Three Court of Appeal judges have found the JCPCT's process for public consultation to be fair, lawful and proper, and they have dismissed all of the grounds raised by the Royal Brompton Hospital.
The judgment, made on 19th April 2012, will be welcomed by specialist heart doctors and nurses, national children's charities and the families of children with congenital heart disease who have consistently called for an even safer and more sustainable children's heart service in England.
It means that we can now take into account the evidence submitted to us by the many thousands of people and organisations in what was the biggest public consultation ever undertaken by the NHS. It is only right that all of these voices can be heard.
I wish to thank, once again, all those who took part in last year's consultation. Your views are important and will be considered in detail as we conclude our deliberations.
Now that the consultation is no longer quashed, the JCPCT is able to take account of the respondents who called on us to give further consideration to options with three surgical units in London. And we shall do so, as well as considering a number of other new options that were proposed that include the surgical centres in Leeds, Leicester and Southampton amongst others.
The court action has delayed an open and honest process of consultation and has been frustrating to many of us, including Royal Colleges and professional associations who have said that change to children's heart services is long overdue. We can now turn our attention to preparing for a final decision to be made at a meeting in public on 4 July 2012.
There are specific aspects of the judgments by the High Court and Court of Appeal that are worth highlighting:
Alleged bias and impropriety
The Court of Appeal has rejected outright the hurtful accusations made by the Royal Brompton of bias and impropriety by well respected and eminent children's heart doctors who have sat on groups that advise the JCPCT on clinical matters, and who have a relationship with Great Ormond Street Hospital, the Evelina Children's Hospital and Southampton General Hospital.
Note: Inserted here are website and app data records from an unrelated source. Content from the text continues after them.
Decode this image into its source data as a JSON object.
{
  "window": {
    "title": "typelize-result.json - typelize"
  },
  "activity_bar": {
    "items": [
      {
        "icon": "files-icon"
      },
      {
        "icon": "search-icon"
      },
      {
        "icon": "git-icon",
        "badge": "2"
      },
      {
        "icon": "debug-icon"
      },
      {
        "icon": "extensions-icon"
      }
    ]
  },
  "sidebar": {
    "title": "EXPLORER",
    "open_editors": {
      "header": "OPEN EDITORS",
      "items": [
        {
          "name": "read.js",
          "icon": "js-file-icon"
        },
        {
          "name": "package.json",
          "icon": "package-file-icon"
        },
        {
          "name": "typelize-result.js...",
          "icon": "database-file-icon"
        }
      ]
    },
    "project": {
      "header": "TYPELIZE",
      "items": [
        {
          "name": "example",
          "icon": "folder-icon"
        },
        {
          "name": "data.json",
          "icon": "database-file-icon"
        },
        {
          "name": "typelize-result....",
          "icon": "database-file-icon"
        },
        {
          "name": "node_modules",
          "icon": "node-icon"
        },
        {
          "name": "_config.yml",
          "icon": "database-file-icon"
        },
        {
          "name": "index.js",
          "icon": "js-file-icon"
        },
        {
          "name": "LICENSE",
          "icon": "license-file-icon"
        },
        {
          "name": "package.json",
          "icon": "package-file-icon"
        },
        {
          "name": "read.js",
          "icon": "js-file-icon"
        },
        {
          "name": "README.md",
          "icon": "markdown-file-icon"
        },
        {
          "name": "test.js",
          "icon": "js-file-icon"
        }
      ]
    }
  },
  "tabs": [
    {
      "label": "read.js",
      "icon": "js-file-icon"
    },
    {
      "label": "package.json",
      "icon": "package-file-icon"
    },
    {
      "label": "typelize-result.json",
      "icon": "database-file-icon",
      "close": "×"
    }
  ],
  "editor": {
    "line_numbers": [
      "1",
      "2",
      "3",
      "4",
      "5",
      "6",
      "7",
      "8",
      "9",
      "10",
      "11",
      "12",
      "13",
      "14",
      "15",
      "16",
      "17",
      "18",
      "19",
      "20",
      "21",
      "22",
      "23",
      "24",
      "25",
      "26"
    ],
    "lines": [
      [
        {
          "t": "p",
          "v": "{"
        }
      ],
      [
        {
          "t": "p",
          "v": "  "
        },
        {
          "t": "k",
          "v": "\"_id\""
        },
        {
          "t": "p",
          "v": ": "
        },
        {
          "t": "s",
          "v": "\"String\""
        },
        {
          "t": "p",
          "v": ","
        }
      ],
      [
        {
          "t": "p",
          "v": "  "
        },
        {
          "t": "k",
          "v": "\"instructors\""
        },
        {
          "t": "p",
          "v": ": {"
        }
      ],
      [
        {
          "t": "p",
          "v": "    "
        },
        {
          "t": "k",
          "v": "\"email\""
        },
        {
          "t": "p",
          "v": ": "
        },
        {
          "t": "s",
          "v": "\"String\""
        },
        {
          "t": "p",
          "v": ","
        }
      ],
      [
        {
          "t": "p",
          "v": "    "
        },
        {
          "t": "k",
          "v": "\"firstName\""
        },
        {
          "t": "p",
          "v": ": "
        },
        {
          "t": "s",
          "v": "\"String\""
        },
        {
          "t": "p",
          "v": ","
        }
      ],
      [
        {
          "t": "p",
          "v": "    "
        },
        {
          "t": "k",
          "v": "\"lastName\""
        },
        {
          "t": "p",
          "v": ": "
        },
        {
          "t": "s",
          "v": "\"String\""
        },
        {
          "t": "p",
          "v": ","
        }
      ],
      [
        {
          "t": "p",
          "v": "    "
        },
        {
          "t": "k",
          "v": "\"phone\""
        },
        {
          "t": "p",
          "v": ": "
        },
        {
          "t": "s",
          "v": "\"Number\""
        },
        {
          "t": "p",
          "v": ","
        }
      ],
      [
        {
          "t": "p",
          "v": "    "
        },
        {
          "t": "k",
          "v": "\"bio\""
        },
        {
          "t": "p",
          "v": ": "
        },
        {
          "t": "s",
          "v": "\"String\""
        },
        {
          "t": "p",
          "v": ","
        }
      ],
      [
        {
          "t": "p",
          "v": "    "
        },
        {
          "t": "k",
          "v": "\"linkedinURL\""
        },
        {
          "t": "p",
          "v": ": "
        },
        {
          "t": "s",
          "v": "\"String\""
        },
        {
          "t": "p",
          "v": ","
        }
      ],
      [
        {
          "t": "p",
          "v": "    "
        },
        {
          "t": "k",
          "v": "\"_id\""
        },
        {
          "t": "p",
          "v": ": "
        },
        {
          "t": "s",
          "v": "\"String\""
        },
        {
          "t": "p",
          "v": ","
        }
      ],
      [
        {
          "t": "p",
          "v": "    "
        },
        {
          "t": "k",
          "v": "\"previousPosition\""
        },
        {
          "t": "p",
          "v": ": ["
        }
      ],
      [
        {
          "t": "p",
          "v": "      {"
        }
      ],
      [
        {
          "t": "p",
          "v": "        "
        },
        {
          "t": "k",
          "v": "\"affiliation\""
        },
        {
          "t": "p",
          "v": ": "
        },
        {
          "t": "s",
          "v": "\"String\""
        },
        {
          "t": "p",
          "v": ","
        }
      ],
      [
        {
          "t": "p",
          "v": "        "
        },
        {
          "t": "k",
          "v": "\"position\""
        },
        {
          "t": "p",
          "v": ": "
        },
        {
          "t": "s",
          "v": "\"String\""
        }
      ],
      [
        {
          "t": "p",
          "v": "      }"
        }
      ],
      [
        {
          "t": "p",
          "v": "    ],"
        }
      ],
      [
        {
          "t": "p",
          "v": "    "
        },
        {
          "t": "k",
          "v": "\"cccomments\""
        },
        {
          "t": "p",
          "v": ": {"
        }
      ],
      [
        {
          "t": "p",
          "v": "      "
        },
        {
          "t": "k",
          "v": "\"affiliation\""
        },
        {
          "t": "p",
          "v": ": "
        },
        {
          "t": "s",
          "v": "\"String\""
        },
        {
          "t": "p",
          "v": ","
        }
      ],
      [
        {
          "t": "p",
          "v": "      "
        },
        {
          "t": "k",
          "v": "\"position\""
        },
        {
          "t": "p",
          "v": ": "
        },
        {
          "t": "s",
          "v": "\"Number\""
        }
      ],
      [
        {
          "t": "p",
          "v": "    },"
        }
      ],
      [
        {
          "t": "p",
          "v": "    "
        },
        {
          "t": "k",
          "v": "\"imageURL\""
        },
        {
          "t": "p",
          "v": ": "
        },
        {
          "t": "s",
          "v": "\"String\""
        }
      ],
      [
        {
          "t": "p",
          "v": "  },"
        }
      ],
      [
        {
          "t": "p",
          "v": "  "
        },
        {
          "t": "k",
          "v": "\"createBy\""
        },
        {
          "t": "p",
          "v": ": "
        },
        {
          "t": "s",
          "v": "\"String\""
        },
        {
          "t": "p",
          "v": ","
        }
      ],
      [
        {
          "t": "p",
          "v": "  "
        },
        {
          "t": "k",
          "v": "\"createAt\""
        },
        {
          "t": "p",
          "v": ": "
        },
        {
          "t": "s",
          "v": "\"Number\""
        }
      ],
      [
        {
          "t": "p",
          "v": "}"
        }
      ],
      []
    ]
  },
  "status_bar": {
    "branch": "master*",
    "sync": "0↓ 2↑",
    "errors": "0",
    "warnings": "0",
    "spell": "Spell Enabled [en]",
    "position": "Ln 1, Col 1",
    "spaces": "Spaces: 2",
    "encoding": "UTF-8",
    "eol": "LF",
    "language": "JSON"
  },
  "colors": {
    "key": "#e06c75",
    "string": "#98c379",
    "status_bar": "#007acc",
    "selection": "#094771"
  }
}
The accusations were personally distressing to the doctors, who advised the JCPCT in good faith and with the utmost objectivity and professionalism.
Impact to other services at the Royal Brompton Hospital
The High Court found that the JCPCT's approach to considering the potential impact to other paediatric services at the Royal Brompton Hospital was proper. In particular, the decision to convene a panel of international experts was found to be an appropriate response to explore the concerns put to us by a number of respondents about paediatric respiratory services. Although the JCPCT has been advised by the expert panel that respiratory services at the Royal Brompton would remain viable, I recognise that respiratory charities and the families of children with respiratory problems remain concerned about the potential impact were children's heart surgery to cease at the Royal Brompton. I welcome the public engagement that is being held on this issue by London Specialised Commissioning Group - in collaboration with relevant charities and hospitals - and I encourage all those with an interest to take part, to inform a report that will be delivered by the SCG to the JCPCT in June.
Process for scoring evidence relating to "innovation and research"
Despite the great emphasis given to this aspect of the process by the Royal Brompton during legal proceedings, the Court of Appeal has found that the JCPCT's process was lawful and proper and that the Royal Brompton was not unfairly treated in any way.
Consultation - not litigation
I welcome the Court of Appeal's recognition that the process of public consultation - rather than costly litigation - is the most appropriate way for public bodies to express their views on proposed changes and I hope that this dissuades NHS bodies from pursuing this unnecessary course of action in the future. In the present case, the Court has found that the consultation process provided ample opportunity for the Royal Brompton Hospital and its supporters to express their views on the JCPCT's preferred options and on the process for developing those options. The JCPCT has already demonstrated how it has properly responded to concerns and criticisms made by respondents during consultation; this has included seeking further advice and clarification from new and existing expert panels, by testing our own assumptions about retrieval arrangements and travel patterns, and by seeking further information from centres and professional associations. We will continue our deliberations with the same open mind and spirit of openness and fairness.
Our final decision - whatever it is - will no doubt prove to be controversial to some, and the implementation phase will present challenges. But we proceed in the knowledge that there is an overwhelming consensus amongst medical experts and national children's charities that Safe and Sustainable will deliver better clinical outcomes and a better quality of life for children and their families across the country."
Sir Neil McKay, Chairman of the Joint Committee of Primary Care Trusts
For a statement on the judgment from Sir Roger Boyle, former national director for heart disease and stroke, please click here: http://www.specialisedservices.nhs.uk/news/view/94
The judgment can be downloaded in full here: http://www.judiciary.gov.uk/Resources/JCO/Documents/Judgments/royal-brompton.pdf